One number is all that is asked for: the number of lines below that hold the string "title".

────────────────────

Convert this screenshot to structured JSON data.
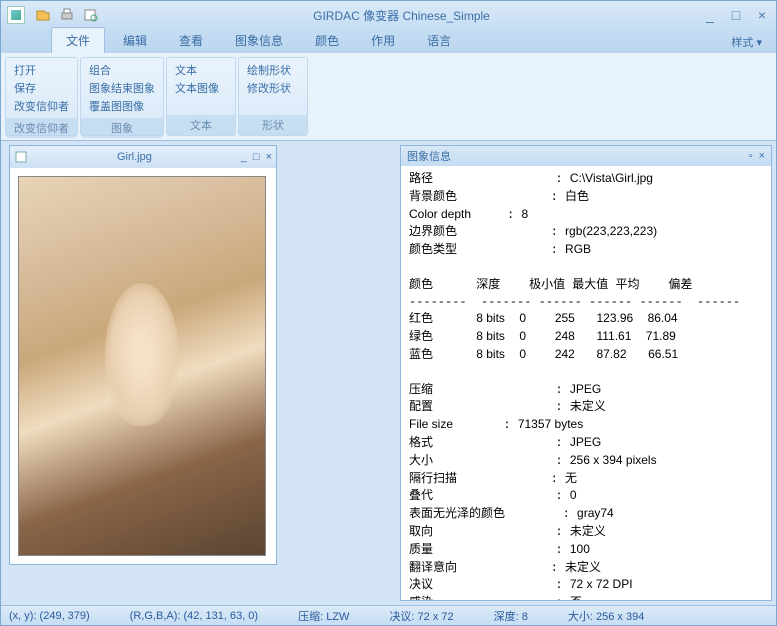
{
  "title": "GIRDAC 像变器 Chinese_Simple",
  "tabs": [
    "文件",
    "编辑",
    "查看",
    "图象信息",
    "颜色",
    "作用",
    "语言"
  ],
  "style_label": "样式 ▾",
  "ribbon": {
    "groups": [
      {
        "label": "改变信仰者",
        "items": [
          "打开",
          "保存",
          "改变信仰者"
        ]
      },
      {
        "label": "图象",
        "items": [
          "组合",
          "图象结束图象",
          "覆盖图图像"
        ]
      },
      {
        "label": "文本",
        "items": [
          "文本",
          "文本图像"
        ]
      },
      {
        "label": "形状",
        "items": [
          "绘制形状",
          "修改形状"
        ]
      }
    ]
  },
  "imgwin": {
    "title": "Girl.jpg",
    "min": "_",
    "max": "□",
    "close": "×"
  },
  "infopanel": {
    "title": "图象信息",
    "pin": "▫",
    "close": "×",
    "lines": {
      "path_l": "路径",
      "path_v": "C:\\Vista\\Girl.jpg",
      "bg_l": "背景颜色",
      "bg_v": "白色",
      "cd_l": "Color depth",
      "cd_v": "8",
      "bc_l": "边界颜色",
      "bc_v": "rgb(223,223,223)",
      "ct_l": "颜色类型",
      "ct_v": "RGB",
      "hdr_color": "颜色",
      "hdr_depth": "深度",
      "hdr_min": "极小值",
      "hdr_max": "最大值",
      "hdr_avg": "平均",
      "hdr_dev": "偏差",
      "r_l": "红色",
      "r_d": "8 bits",
      "r_min": "0",
      "r_max": "255",
      "r_avg": "123.96",
      "r_dev": "86.04",
      "g_l": "绿色",
      "g_d": "8 bits",
      "g_min": "0",
      "g_max": "248",
      "g_avg": "111.61",
      "g_dev": "71.89",
      "b_l": "蓝色",
      "b_d": "8 bits",
      "b_min": "0",
      "b_max": "242",
      "b_avg": "87.82",
      "b_dev": "66.51",
      "comp_l": "压缩",
      "comp_v": "JPEG",
      "cfg_l": "配置",
      "cfg_v": "未定义",
      "fs_l": "File size",
      "fs_v": "71357 bytes",
      "fmt_l": "格式",
      "fmt_v": "JPEG",
      "sz_l": "大小",
      "sz_v": "256 x 394 pixels",
      "il_l": "隔行扫描",
      "il_v": "无",
      "it_l": "叠代",
      "it_v": "0",
      "matte_l": "表面无光泽的颜色",
      "matte_v": "gray74",
      "or_l": "取向",
      "or_v": "未定义",
      "q_l": "质量",
      "q_v": "100",
      "ri_l": "翻译意向",
      "ri_v": "未定义",
      "res_l": "决议",
      "res_v": "72 x 72 DPI",
      "gm_l": "感染",
      "gm_v": "否"
    }
  },
  "status": {
    "xy": "(x, y): (249, 379)",
    "rgba": "(R,G,B,A): (42, 131, 63, 0)",
    "comp": "压缩: LZW",
    "res": "决议: 72 x 72",
    "depth": "深度: 8",
    "size": "大小: 256 x 394"
  }
}
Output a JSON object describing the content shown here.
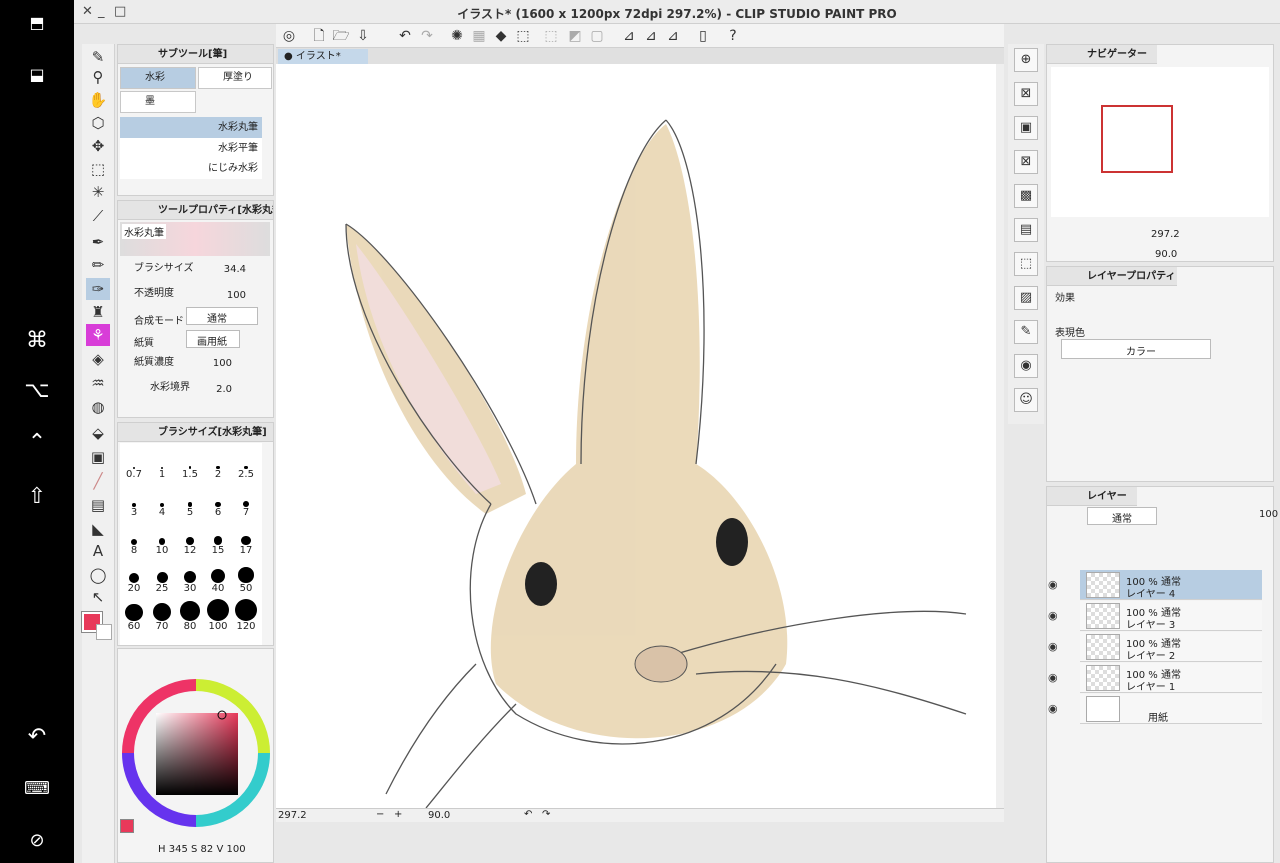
{
  "window": {
    "title": "イラスト* (1600 x 1200px 72dpi 297.2%)  - CLIP STUDIO PAINT PRO",
    "close": "✕",
    "minimize": "_",
    "maximize": "□"
  },
  "canvas_tab": {
    "label": "● イラスト*"
  },
  "subtool": {
    "header": "サブツール[筆]",
    "groups": [
      "水彩",
      "厚塗り",
      "墨"
    ],
    "brushes": [
      "水彩丸筆",
      "水彩平筆",
      "にじみ水彩"
    ]
  },
  "tool_property": {
    "header": "ツールプロパティ[水彩丸筆]",
    "preview_label": "水彩丸筆",
    "rows": [
      {
        "label": "ブラシサイズ",
        "value": "34.4"
      },
      {
        "label": "不透明度",
        "value": "100"
      },
      {
        "label": "合成モード",
        "value": "通常"
      },
      {
        "label": "紙質",
        "value": "画用紙"
      },
      {
        "label": "紙質濃度",
        "value": "100"
      },
      {
        "label": "水彩境界",
        "value": "2.0"
      }
    ]
  },
  "brush_size": {
    "header": "ブラシサイズ[水彩丸筆]",
    "sizes": [
      "0.7",
      "1",
      "1.5",
      "2",
      "2.5",
      "3",
      "4",
      "5",
      "6",
      "7",
      "8",
      "10",
      "12",
      "15",
      "17",
      "20",
      "25",
      "30",
      "40",
      "50",
      "60",
      "70",
      "80",
      "100",
      "120"
    ]
  },
  "color": {
    "main": "#e8395a",
    "hsv": {
      "h_label": "H",
      "h": "345",
      "s_label": "S",
      "s": "82",
      "v_label": "V",
      "v": "100"
    }
  },
  "navigator": {
    "header": "ナビゲーター",
    "zoom": "297.2",
    "angle": "90.0"
  },
  "layer_property": {
    "header": "レイヤープロパティ",
    "effect_label": "効果",
    "expression_label": "表現色",
    "expression_value": "カラー"
  },
  "layers": {
    "header": "レイヤー",
    "blend": "通常",
    "opacity": "100",
    "items": [
      {
        "mode": "100 % 通常",
        "name": "レイヤー 4"
      },
      {
        "mode": "100 % 通常",
        "name": "レイヤー 3"
      },
      {
        "mode": "100 % 通常",
        "name": "レイヤー 2"
      },
      {
        "mode": "100 % 通常",
        "name": "レイヤー 1"
      },
      {
        "mode": "",
        "name": "用紙"
      }
    ]
  },
  "status": {
    "zoom": "297.2",
    "angle": "90.0"
  }
}
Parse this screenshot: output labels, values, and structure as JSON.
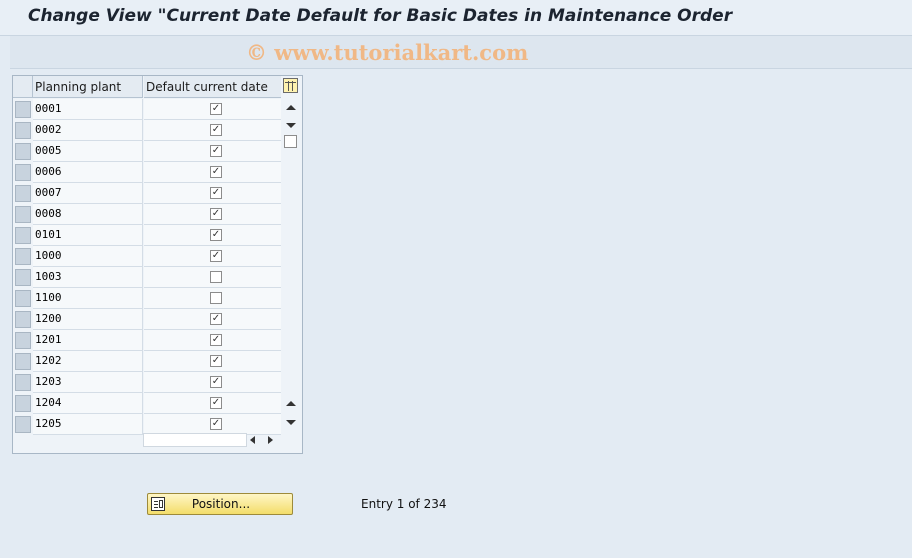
{
  "window": {
    "title": "Change View \"Current Date Default for Basic Dates in Maintenance Order"
  },
  "watermark": "© www.tutorialkart.com",
  "table": {
    "columns": [
      "Planning plant",
      "Default current date"
    ],
    "rows": [
      {
        "plant": "0001",
        "default_current_date": true
      },
      {
        "plant": "0002",
        "default_current_date": true
      },
      {
        "plant": "0005",
        "default_current_date": true
      },
      {
        "plant": "0006",
        "default_current_date": true
      },
      {
        "plant": "0007",
        "default_current_date": true
      },
      {
        "plant": "0008",
        "default_current_date": true
      },
      {
        "plant": "0101",
        "default_current_date": true
      },
      {
        "plant": "1000",
        "default_current_date": true
      },
      {
        "plant": "1003",
        "default_current_date": false
      },
      {
        "plant": "1100",
        "default_current_date": false
      },
      {
        "plant": "1200",
        "default_current_date": true
      },
      {
        "plant": "1201",
        "default_current_date": true
      },
      {
        "plant": "1202",
        "default_current_date": true
      },
      {
        "plant": "1203",
        "default_current_date": true
      },
      {
        "plant": "1204",
        "default_current_date": true
      },
      {
        "plant": "1205",
        "default_current_date": true
      }
    ]
  },
  "footer": {
    "position_button_label": "Position...",
    "entry_text": "Entry 1 of 234"
  },
  "icons": {
    "table_settings": "table-settings-icon",
    "position": "position-icon",
    "scroll_up": "scroll-up-icon",
    "scroll_down": "scroll-down-icon"
  }
}
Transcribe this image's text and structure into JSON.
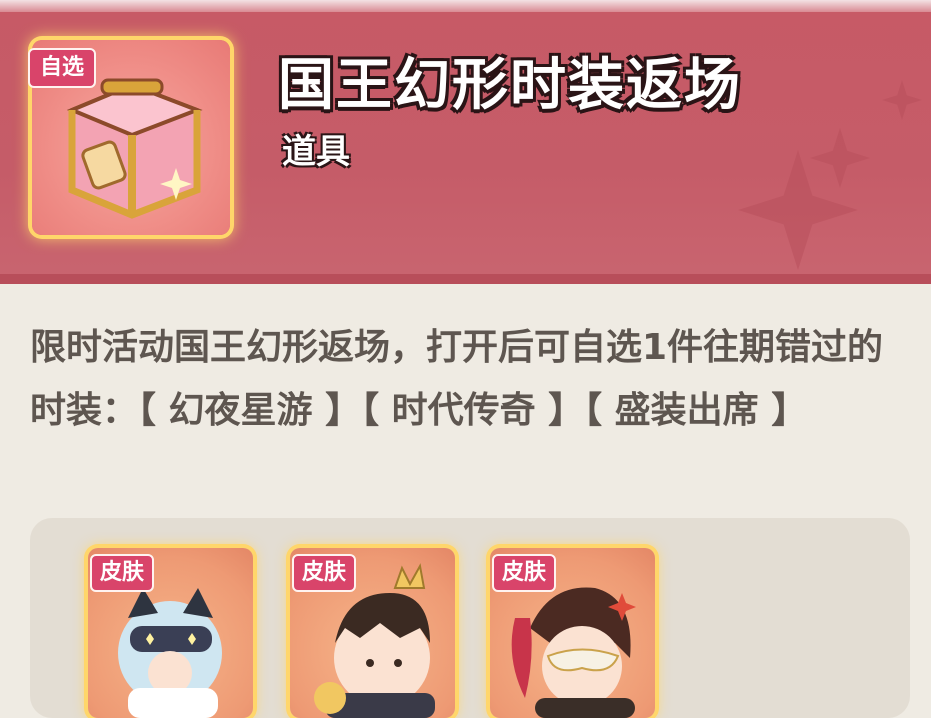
{
  "item": {
    "title": "国王幻形时装返场",
    "type_label": "道具",
    "tag": "自选",
    "icon": "treasure-chest-icon"
  },
  "description": "限时活动国王幻形返场，打开后可自选1件往期错过的时装：【 幻夜星游 】【 时代传奇 】【 盛装出席 】",
  "rewards": [
    {
      "tag": "皮肤",
      "icon": "skin-avatar-cat-mask-icon"
    },
    {
      "tag": "皮肤",
      "icon": "skin-avatar-crown-icon"
    },
    {
      "tag": "皮肤",
      "icon": "skin-avatar-masquerade-icon"
    }
  ],
  "colors": {
    "header": "#c75a66",
    "tag": "#d9446a",
    "frame_glow": "#ffd66a",
    "text": "#5e5650",
    "background": "#efebe3"
  }
}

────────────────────

• Response box
6